At first, it would mostly have affected a small part of Pennsylvania and Philadelphia, also touching on New York, Massachusetts and Connecticut. However, within three months almost all the East Coast from South Carolina to Maine would have become contaminated to a varying extent, the scientists said, with radiation going deeper into the land later on.
Researchers from Princeton University and the Union of Concerned Scientists warn that fires of this kind could be set off by a number of events, including an earthquake or terrorist attack. People in areas shown in yellow would likely relocate voluntarily, they say.
In the first video below our videographer breaks down this recent study that, if it does come true in such a worst-case scenario, would lead to utter havoc wherever the nuclear plant is. And keep in mind, there are 99 nuclear power reactors in 30 different states all across America as seen in the map below. How many more are in the same or similar condition to Hanford? And here now in 2017, might terrorists target these reactors for attacks?
And as we've previously reported on ANP, should a massive cyber attack or an EMP be unleashed upon America that takes down our electrical grid for an extended period of time, all of the nuclear power plants seen in the map below could melt down, leaving much of the entire country covered in red's and orange's and America a total mess.
And as we read in these closing comments from Science Daily, between the nuclear industry here in America and those in Congress who are supporting them, America is being set up for a major fall that could quickly change the world for most of us. Would such a scenario require martial law be imposed as argued in the 2nd video below?
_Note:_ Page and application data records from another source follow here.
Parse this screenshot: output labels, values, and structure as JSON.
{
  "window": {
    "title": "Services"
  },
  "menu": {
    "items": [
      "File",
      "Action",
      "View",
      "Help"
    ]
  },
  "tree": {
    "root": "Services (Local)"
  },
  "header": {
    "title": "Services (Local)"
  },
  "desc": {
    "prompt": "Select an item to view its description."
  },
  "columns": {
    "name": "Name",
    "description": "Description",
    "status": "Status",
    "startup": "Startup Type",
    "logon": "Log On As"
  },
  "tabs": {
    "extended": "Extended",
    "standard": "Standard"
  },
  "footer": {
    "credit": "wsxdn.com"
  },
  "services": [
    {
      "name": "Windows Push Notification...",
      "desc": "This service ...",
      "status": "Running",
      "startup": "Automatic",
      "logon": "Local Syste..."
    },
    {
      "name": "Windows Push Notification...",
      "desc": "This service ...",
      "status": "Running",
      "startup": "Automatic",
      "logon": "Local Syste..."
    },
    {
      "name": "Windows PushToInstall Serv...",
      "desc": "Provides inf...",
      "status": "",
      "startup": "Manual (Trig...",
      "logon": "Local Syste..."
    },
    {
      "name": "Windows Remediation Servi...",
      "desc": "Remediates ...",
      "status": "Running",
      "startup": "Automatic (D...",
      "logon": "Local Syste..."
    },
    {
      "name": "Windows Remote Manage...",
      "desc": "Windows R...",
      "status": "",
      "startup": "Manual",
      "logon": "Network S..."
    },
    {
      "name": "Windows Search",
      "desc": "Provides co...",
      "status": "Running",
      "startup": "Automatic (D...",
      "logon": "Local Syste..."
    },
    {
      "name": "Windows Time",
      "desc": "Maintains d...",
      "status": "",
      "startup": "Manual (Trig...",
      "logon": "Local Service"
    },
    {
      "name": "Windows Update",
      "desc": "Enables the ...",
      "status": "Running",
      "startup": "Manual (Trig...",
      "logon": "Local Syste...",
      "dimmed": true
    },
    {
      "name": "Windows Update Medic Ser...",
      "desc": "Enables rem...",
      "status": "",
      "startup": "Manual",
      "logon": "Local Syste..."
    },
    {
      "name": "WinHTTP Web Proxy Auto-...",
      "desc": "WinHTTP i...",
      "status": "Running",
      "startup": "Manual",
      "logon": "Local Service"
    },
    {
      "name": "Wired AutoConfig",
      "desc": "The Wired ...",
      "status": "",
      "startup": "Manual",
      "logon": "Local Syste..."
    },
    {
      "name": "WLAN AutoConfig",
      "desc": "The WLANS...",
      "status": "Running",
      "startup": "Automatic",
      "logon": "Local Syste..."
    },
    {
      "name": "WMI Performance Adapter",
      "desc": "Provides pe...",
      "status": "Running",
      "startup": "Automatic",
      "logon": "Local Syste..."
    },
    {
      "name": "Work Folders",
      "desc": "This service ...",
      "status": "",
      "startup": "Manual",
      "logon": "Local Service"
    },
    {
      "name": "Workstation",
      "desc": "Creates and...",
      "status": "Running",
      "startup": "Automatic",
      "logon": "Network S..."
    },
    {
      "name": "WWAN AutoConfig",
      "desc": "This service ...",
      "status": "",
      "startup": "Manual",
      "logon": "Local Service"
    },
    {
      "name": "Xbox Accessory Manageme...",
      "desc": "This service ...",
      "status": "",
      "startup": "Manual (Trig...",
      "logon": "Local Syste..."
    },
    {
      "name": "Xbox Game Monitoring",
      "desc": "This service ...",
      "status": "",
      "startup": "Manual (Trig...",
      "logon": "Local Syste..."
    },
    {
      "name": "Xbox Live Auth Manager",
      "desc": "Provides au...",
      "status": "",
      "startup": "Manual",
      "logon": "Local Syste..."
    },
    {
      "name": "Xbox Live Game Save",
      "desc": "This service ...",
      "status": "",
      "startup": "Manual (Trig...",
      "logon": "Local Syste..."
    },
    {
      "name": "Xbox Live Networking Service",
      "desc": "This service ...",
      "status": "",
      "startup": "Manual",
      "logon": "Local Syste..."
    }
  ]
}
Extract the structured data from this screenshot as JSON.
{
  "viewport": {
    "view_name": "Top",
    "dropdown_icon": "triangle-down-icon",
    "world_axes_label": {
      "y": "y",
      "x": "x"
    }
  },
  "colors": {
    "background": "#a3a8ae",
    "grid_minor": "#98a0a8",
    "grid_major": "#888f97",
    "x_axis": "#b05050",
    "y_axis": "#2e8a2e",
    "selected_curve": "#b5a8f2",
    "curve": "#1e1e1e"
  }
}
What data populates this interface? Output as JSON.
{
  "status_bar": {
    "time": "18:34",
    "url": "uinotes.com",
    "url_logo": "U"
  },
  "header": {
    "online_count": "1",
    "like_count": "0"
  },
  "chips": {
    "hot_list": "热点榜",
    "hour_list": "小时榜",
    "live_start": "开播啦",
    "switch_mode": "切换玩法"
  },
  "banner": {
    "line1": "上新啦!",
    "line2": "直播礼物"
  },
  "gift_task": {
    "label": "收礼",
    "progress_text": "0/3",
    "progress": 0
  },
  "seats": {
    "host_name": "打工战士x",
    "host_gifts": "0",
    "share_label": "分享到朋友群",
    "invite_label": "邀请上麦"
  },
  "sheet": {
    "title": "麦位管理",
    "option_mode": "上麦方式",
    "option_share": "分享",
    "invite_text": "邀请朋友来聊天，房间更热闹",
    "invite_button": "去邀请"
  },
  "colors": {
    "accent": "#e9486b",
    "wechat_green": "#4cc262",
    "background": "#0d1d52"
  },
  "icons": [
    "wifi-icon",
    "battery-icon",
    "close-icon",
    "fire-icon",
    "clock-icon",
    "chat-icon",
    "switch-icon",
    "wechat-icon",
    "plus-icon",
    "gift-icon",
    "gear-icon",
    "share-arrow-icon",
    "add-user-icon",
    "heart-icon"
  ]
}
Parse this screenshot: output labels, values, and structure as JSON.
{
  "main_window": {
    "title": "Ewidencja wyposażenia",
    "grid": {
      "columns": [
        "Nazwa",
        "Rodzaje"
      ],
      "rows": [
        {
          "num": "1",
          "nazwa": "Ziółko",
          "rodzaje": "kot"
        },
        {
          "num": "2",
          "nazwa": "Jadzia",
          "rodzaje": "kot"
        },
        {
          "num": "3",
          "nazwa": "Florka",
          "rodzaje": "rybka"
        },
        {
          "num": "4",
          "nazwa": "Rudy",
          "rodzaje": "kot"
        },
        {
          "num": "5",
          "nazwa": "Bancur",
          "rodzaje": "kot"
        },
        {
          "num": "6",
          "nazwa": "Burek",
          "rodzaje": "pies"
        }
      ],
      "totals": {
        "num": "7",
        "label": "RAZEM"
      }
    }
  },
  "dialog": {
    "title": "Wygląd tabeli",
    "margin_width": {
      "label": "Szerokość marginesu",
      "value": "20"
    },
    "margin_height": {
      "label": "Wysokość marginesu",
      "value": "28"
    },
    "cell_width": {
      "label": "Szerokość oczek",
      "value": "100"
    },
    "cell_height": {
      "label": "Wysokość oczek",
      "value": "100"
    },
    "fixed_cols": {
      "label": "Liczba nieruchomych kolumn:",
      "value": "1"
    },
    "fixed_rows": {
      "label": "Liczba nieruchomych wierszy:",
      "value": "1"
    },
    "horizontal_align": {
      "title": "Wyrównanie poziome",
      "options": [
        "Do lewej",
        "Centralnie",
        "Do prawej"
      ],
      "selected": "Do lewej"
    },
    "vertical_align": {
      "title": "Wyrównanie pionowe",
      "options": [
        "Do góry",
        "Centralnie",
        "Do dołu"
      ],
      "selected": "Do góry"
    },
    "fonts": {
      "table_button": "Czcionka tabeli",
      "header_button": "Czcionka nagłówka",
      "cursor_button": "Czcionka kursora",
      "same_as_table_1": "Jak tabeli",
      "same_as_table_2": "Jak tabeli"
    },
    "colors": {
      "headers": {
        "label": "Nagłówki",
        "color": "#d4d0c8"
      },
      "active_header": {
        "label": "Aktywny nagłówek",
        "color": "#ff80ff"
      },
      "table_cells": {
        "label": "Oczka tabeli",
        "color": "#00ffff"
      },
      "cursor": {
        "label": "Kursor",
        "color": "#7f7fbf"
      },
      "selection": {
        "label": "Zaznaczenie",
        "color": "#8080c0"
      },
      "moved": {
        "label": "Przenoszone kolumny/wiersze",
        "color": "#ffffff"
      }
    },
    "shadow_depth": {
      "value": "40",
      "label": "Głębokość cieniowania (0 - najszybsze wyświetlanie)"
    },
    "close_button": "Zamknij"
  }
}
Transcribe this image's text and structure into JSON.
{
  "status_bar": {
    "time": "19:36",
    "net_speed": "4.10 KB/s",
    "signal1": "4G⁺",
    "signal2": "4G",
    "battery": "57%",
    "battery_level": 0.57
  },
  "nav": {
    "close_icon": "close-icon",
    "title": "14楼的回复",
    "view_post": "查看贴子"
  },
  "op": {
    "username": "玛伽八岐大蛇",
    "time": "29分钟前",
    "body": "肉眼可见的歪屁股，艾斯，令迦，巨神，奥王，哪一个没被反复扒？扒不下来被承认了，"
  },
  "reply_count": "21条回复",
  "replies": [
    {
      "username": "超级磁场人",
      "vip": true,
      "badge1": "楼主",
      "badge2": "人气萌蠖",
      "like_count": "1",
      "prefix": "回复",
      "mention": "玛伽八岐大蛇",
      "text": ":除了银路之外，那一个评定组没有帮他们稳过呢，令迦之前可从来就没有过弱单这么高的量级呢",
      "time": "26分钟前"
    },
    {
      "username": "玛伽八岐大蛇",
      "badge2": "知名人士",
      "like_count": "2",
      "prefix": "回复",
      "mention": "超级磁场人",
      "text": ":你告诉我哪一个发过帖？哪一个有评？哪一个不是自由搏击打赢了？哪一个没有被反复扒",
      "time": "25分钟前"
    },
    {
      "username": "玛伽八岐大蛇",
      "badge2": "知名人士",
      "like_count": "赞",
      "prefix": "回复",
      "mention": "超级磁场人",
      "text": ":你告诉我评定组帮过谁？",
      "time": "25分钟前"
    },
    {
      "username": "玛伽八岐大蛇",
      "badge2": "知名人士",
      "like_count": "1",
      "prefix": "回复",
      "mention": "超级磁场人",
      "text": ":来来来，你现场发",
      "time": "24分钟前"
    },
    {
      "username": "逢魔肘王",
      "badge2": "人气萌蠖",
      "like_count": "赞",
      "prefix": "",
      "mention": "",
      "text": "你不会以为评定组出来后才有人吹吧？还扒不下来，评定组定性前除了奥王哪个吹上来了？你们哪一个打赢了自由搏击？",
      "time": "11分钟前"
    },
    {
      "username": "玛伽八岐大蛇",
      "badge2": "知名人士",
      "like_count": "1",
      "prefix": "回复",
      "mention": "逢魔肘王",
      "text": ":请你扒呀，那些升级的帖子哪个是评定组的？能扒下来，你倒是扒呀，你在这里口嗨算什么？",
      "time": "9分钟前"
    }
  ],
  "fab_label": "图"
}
And why has Congress and the nuclear power industry ignored the endless warnings? From the Science Daily story.:
Published by researchers from Princeton University and the Union of Concerned Scientists, the article argues that NRC inaction leaves the public at high risk from fires in spent-nuclear-fuel cooling pools at reactor sites. The pools -- water-filled basins that store and cool used radioactive fuel rods -- are so densely packed with nuclear waste that a fire could release enough radioactive material to contaminate an area twice the size of New Jersey. On average, radioactivity from such an accident could force approximately 8 million people to relocate and result in $2 trillion in damages.
These catastrophic consequences, which could be triggered by a large earthquake or a terrorist attack, could be largely avoided by regulatory measures that the NRC refuses to implement. Using a biased regulatory analysis, the agency excluded the possibility of an act of terrorism as well as the potential for damage from a fire beyond 50 miles of a plant. Failing to account for these and other factors led the NRC to significantly underestimate the destruction such a disaster could cause.
"The NRC has been pressured by the nuclear industry, directly and through Congress, to low-ball the potential consequences of a fire because of concerns that increased costs could result in shutting down more nuclear power plants," said paper co-author Frank von Hippel, a senior research physicist at Princeton's Program on Science and Global Security (SGS), based at the Woodrow Wilson School of Public and International Affairs. "Unfortunately, if there is no public outcry about this dangerous situation, the NRC will continue to bend to the industry's wishes."